### The problem
Every line in the records below that holds the word "true" is to be copied.

---------- Record excerpts

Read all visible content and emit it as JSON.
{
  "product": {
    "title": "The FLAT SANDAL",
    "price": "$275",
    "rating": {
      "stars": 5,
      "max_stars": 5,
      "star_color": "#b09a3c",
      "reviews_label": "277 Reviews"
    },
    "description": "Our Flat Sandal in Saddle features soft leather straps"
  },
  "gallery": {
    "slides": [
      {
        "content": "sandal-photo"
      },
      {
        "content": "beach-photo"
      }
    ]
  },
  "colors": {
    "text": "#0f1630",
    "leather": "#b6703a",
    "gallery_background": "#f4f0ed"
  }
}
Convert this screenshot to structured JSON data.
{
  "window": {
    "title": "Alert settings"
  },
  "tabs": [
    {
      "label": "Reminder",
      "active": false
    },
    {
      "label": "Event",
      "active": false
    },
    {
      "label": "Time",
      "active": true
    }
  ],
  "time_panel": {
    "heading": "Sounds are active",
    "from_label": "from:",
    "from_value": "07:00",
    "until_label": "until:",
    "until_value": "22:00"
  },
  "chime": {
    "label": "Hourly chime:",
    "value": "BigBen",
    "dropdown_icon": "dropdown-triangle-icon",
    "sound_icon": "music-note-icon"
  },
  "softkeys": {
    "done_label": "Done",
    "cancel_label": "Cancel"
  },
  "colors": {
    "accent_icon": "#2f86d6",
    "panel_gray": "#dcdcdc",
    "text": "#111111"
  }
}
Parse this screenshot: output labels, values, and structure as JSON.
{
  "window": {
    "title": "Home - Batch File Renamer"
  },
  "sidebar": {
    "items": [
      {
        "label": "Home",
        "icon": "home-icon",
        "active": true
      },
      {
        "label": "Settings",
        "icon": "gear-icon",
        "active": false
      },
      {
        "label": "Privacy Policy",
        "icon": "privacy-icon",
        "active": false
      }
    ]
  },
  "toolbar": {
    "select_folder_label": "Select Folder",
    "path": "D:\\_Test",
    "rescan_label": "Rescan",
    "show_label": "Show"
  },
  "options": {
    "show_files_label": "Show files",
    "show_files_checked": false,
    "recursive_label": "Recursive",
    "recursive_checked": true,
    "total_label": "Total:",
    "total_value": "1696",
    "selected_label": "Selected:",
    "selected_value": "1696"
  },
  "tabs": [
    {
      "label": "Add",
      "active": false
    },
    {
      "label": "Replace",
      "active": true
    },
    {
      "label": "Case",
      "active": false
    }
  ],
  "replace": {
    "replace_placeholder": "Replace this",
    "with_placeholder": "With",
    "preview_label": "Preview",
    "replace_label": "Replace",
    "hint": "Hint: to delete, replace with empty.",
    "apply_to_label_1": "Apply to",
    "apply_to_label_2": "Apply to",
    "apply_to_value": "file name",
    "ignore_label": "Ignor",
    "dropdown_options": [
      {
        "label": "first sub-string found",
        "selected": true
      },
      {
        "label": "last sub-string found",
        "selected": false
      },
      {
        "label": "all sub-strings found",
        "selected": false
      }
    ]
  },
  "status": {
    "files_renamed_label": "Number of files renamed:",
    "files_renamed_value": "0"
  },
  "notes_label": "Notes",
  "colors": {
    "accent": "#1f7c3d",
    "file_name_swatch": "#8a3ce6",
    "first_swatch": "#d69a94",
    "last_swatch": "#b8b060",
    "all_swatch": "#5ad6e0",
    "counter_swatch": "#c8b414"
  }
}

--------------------

### Exercise result
      "active": true
        "active": true
    "recursive_checked": true,
      "active": true
        "selected": true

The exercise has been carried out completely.